The letter was drafted by the digital privacy advocacy group Electronic Privacy Information Center (EPIC) and signed by organizations including the Electronic Frontier Foundation, Color of Change, Fight for the Future, Popular Resistance, and the Consumer Federation of America. The letter calls on the Privacy and Civil Liberties Oversight Board (PCLOB) to “recommend to the President and the Secretary of Homeland Security the suspension of facial recognition systems, pending further review.“
The PCLOB was originally created in 2004, as an independent agency that advises the administration on privacy issues.
“The Congress specifically found that new surveillance powers ‘calls for an enhanced system of checks and balances to protect the precious liberties that are vital to our way of life and to ensure that the Government uses its powers for the purposes for which the powers were given’,” the letter states.
The organizations challenge the PCLOB to “examine the more significant public concerns about the use of facial recognition in public spaces.” They also call on the board to address concerns that facial recognition software can be used by “authoritarian governments to control minority populations and limit dissent could spread quickly to democratic societies.“

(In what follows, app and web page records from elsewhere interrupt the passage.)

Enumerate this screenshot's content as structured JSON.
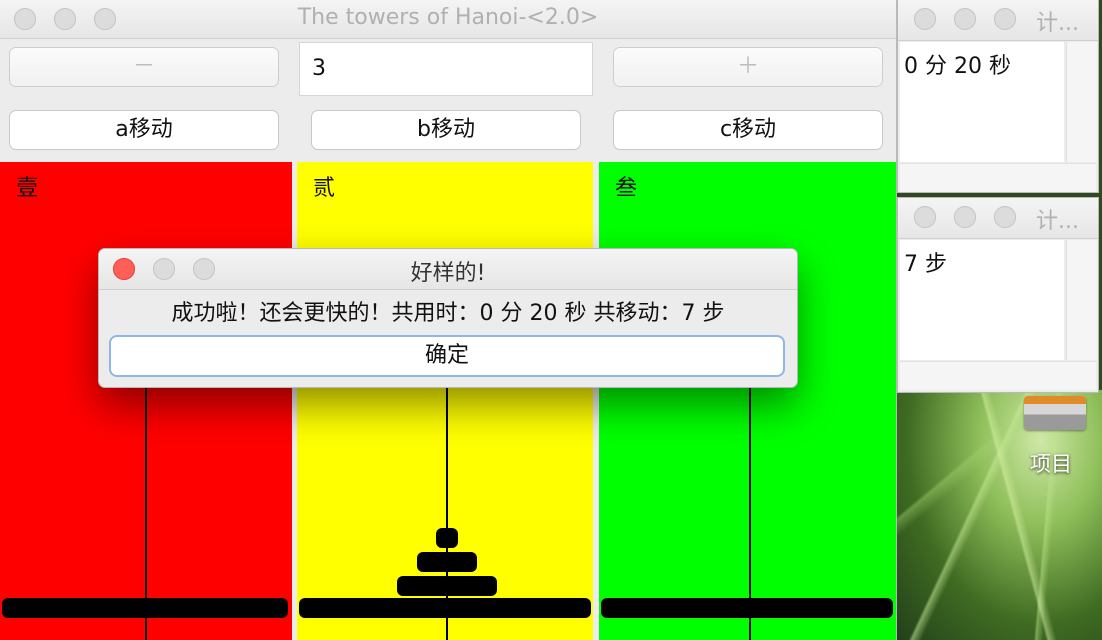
{
  "main_window": {
    "title": "The towers of Hanoi-<2.0>",
    "decrease_label": "－",
    "increase_label": "＋",
    "disk_count": "3",
    "move_buttons": [
      "a移动",
      "b移动",
      "c移动"
    ]
  },
  "towers": [
    {
      "label": "壹",
      "color": "#ff0000",
      "disk_count": 0
    },
    {
      "label": "贰",
      "color": "#ffff00",
      "disk_count": 3
    },
    {
      "label": "叁",
      "color": "#00ff00",
      "disk_count": 0
    }
  ],
  "timer_window": {
    "title": "计...",
    "value": "0 分 20 秒"
  },
  "steps_window": {
    "title": "计...",
    "value": "7  步"
  },
  "dialog": {
    "title": "好样的!",
    "message": "成功啦！还会更快的！共用时：0 分 20 秒 共移动：7  步",
    "ok_label": "确定",
    "close_color": "#ff5f57"
  },
  "desktop": {
    "item_label": "项目"
  }
}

The letter from EPIC mentions a recent New York Times investigation of a facial recognition service used by more than 600 law enforcement agencies across the country. As the Mind Unleashed recently reported, Manhattan-based Clearview AI is collecting data from unsuspecting social media users and the Chicago Police Department (CPD) is using the controversial facial recognition tool to pinpoint the identity of unknown suspects. The Times investigation shows that the FBI and the Department of Homeland Security are also using the controversial tool.
The MIT Technology Review believes EPIC’s letter is “one of the biggest efforts so far in the fight to stem the use of facial recognition technologies.“
And while these 40 organizations call on the PCLOB to make an official recommendation, there are already examples of push back against facial recognition. San Francisco and Somerville, Massachusetts recently became the first local governments to ban the use of facial recognition tools. The European Commission is also considering a ban on facial recognition in public for five years. In June 2019, the Georgetown Law Center on Privacy & Technology released a report titled “America Under Watch: Face Surveillance in the United States” which calls for a moratorium on facial recognition technology.
In June 2019, I also noted that “the editorial board of the Guardian also recently spoke out about the privacy threats, calling the technology ‘especially inaccurate and prone to bias.’ The editorial board also noted that a recent test of Amazon’s facial recognition software by the American Civil Liberties Union found that it falsely identified 28 members of Congress as known criminal.“
Whether or not the PCLOB or some other government agency chooses to take action on a moratorium on facial recognition, it is imperative that consumers begin educating themselves about the technology and take steps to protect their privacy. While we are limited in how often our faces are scanned in public, we can voluntarily opt-out of facial scanning at airports, grocery stores, and other locations.
We cannot depend on the government to protect our privacy and liberty. We must take action and guard what little privacy remains before it’s too late.